Over the past year, I've really tried to instill the value of inner beauty in my preschool daughter, because she is already being bombarded with images and advertisements of our culture's emphasis on physical beauty, and it's only going to get worse. With princesses and Barbie dolls and magazine covers and makeup commercials, her little brain is already subconsciously soaking these things right up.
So while I'm getting ready in the mornings and she plays dress up with mommy's scarves and high heels and puts on pretend blush and asks me if she's beautiful, I look her in the eyes and gently tell her, "Of course you're beautiful. But you know what? You don't need fancy clothes or makeup to be beautiful. You care about other people and do the right thing, and that makes your heart beautiful.
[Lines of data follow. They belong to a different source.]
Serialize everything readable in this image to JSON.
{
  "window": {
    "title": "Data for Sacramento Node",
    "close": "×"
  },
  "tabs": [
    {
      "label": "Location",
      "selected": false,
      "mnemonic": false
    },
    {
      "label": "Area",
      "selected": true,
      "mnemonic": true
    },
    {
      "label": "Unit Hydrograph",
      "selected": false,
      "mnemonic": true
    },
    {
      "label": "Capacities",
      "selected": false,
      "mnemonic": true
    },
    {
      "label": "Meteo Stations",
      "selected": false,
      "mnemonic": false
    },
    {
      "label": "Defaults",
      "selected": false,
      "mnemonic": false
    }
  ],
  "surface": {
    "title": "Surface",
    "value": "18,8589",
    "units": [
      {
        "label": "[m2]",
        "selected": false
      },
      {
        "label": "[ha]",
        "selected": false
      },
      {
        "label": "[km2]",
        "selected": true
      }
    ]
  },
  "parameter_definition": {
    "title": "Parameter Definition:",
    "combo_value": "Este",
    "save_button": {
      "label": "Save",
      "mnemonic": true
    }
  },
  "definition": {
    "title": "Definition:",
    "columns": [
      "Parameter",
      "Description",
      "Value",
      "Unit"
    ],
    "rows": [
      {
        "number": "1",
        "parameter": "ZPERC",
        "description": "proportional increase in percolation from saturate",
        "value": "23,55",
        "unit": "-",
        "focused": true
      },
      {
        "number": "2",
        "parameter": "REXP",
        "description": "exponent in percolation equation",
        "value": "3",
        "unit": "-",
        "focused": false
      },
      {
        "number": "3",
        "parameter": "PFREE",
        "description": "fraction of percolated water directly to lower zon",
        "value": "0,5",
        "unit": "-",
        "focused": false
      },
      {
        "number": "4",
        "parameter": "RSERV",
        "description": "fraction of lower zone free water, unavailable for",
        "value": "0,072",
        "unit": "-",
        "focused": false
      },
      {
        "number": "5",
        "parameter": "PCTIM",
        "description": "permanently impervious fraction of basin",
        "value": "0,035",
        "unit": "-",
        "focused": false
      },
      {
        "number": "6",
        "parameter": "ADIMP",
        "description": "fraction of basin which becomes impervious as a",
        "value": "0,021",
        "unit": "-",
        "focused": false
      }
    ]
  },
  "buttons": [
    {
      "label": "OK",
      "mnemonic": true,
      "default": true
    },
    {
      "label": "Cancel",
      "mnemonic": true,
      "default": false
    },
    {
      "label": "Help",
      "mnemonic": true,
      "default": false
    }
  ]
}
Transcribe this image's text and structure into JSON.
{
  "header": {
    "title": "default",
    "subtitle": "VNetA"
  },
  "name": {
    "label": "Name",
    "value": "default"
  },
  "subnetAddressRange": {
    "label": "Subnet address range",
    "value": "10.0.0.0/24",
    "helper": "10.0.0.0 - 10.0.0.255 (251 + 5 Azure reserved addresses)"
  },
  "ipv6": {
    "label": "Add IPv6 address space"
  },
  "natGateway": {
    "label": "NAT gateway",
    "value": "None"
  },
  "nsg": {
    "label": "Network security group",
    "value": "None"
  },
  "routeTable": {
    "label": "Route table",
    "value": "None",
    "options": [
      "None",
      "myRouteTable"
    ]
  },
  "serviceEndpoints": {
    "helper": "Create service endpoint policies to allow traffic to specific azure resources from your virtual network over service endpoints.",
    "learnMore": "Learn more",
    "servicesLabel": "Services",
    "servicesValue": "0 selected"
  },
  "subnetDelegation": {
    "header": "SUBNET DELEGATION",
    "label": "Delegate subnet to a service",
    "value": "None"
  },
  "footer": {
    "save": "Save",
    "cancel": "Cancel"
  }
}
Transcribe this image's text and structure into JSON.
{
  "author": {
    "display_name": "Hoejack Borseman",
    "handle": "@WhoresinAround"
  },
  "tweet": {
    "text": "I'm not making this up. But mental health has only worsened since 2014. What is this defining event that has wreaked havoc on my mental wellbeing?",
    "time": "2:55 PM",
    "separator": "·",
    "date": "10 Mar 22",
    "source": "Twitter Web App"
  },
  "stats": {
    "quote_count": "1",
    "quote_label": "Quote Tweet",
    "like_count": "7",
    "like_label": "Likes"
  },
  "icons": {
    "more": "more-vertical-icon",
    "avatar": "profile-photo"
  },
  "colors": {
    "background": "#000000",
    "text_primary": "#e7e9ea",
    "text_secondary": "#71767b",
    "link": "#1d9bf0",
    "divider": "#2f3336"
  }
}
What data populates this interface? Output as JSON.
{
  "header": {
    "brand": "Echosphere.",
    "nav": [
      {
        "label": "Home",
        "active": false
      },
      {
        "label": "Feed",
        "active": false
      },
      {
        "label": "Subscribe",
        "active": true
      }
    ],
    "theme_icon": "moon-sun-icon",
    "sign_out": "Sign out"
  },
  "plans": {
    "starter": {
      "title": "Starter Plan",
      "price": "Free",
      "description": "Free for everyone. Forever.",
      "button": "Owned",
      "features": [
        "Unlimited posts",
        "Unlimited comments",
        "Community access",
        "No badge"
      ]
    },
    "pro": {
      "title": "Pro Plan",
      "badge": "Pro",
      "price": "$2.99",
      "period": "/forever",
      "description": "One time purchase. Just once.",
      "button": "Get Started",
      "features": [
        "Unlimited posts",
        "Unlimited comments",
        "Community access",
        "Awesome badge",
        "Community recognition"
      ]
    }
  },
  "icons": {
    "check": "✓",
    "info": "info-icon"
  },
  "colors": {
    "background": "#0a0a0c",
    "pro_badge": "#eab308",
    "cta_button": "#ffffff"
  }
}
Having a beautiful heart is what's most important." And I give her some variation of those words every so often so that maybe my words will creep into her sweet little heart for some time in the future when she inevitably begins to question her beauty.
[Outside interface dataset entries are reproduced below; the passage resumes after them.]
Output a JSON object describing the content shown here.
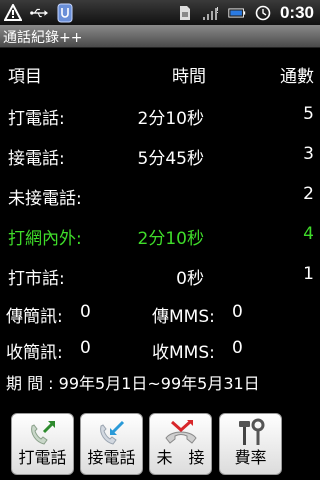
{
  "status_bar": {
    "time": "0:30"
  },
  "app": {
    "title": "通話紀錄++"
  },
  "table": {
    "headers": {
      "item": "項目",
      "time": "時間",
      "count": "通數"
    },
    "rows": [
      {
        "label": "打電話:",
        "time": "2分10秒",
        "count": "5",
        "highlight": false
      },
      {
        "label": "接電話:",
        "time": "5分45秒",
        "count": "3",
        "highlight": false
      },
      {
        "label": "未接電話:",
        "time": "",
        "count": "2",
        "highlight": false
      },
      {
        "label": "打網內外:",
        "time": "2分10秒",
        "count": "4",
        "highlight": true
      },
      {
        "label": "打市話:",
        "time": "0秒",
        "count": "1",
        "highlight": false
      }
    ]
  },
  "messages": {
    "sms_sent_label": "傳簡訊:",
    "sms_sent": "0",
    "mms_sent_label": "傳MMS:",
    "mms_sent": "0",
    "sms_recv_label": "收簡訊:",
    "sms_recv": "0",
    "mms_recv_label": "收MMS:",
    "mms_recv": "0"
  },
  "period": {
    "text": "期 間 : 99年5月1日~99年5月31日"
  },
  "buttons": {
    "outgoing": "打電話",
    "incoming": "接電話",
    "missed": "未　接",
    "rate": "費率"
  },
  "colors": {
    "highlight": "#3fdc2a",
    "background": "#000000"
  },
  "icons": [
    "warning-icon",
    "usb-icon",
    "app-notification-icon",
    "sim-icon",
    "no-signal-icon",
    "battery-icon",
    "alarm-icon",
    "outgoing-call-icon",
    "incoming-call-icon",
    "missed-call-icon",
    "tools-icon"
  ]
}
Well, this week my daughter and I are both celebrating birthdays, and yesterday my parents treated us to a mommy-daughter date at the nail salon. My little one was insistent upon having gold sparkles on top of pink nail polish to be extra festive for her birthday party, and she is so proud of the results.
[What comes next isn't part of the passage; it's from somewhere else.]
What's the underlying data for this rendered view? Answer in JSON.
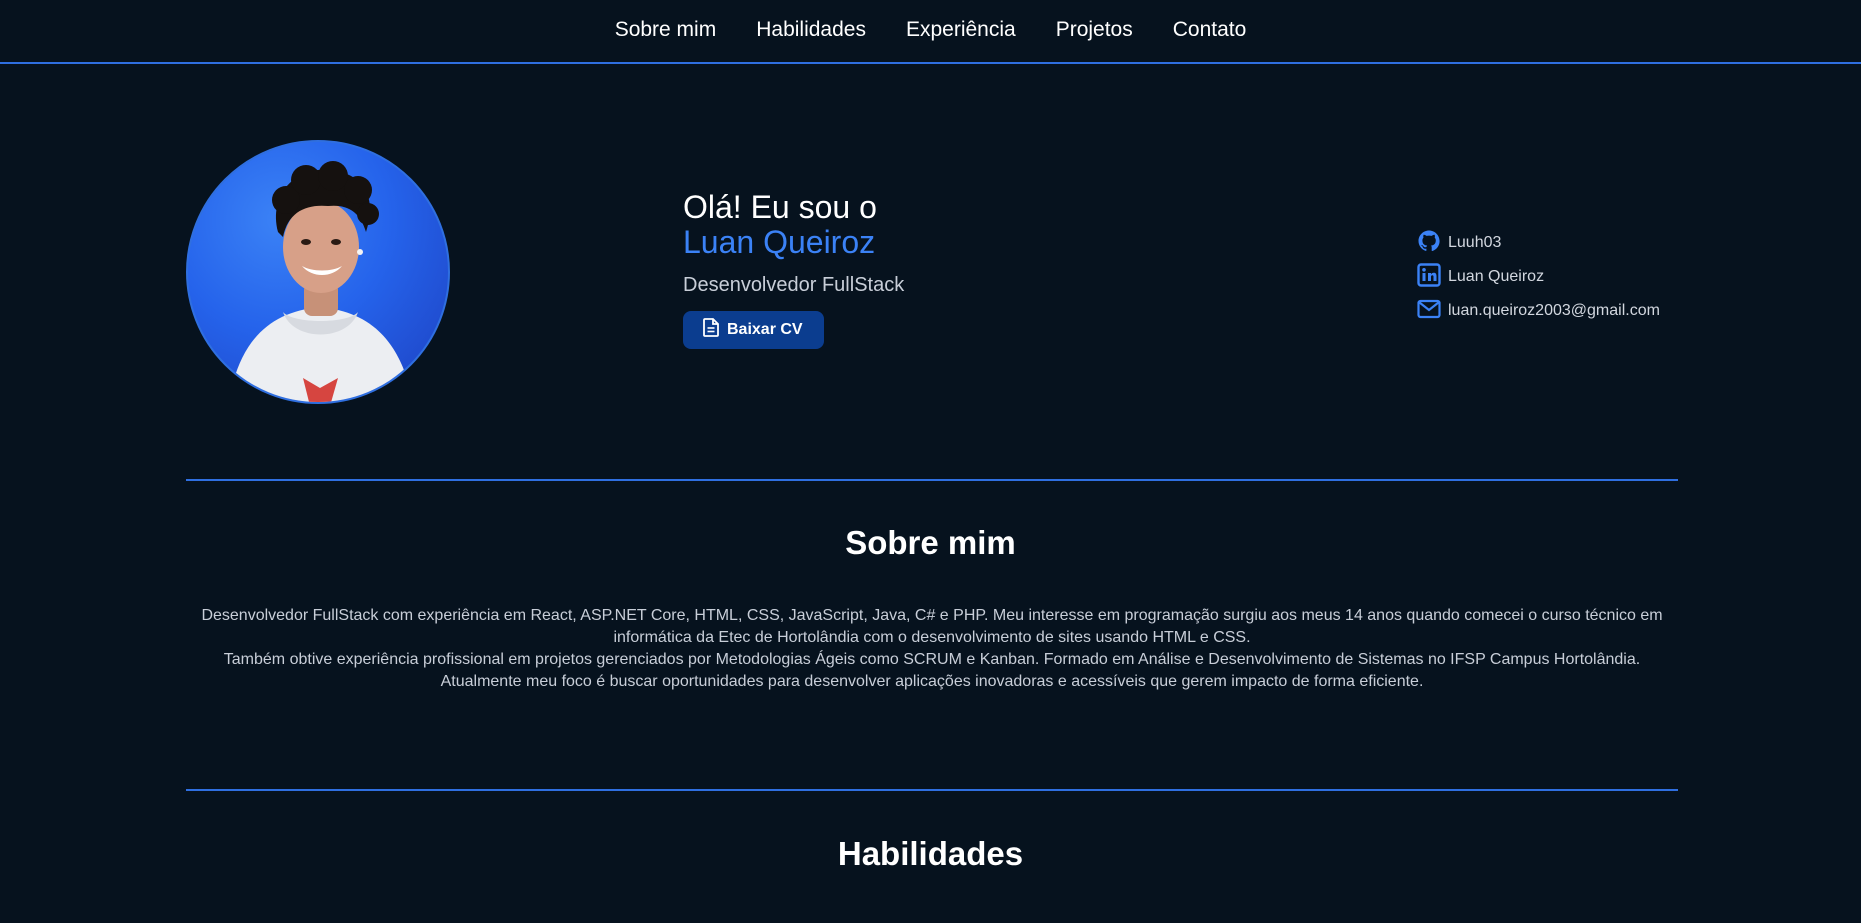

Then, today we were sitting in the allergist's office, and I notice that my daughter is picking at the nail polish on one of her fingers. I quickly tell her, "Sweetheart, please don't take off your nail polish. We want to keep it nice and pretty so it will be beautiful for your birthday party."
She stopped. Getting a serious look on her face, she gazed deeply into my eyes. Gently, her voice barely above a whisper, she said to me, "But Mommy, my fingernails don't have to be beautiful." Very still, she paused. "My heart is beautiful."
And I stopped--closing my eyes--almost dumbfounded to hear those words coming from her like that. My husband and I just looked at each other, unable to speak. I just looked into her eyes, smiled, and I quietly said, "you're right." I'm honestly still speechless.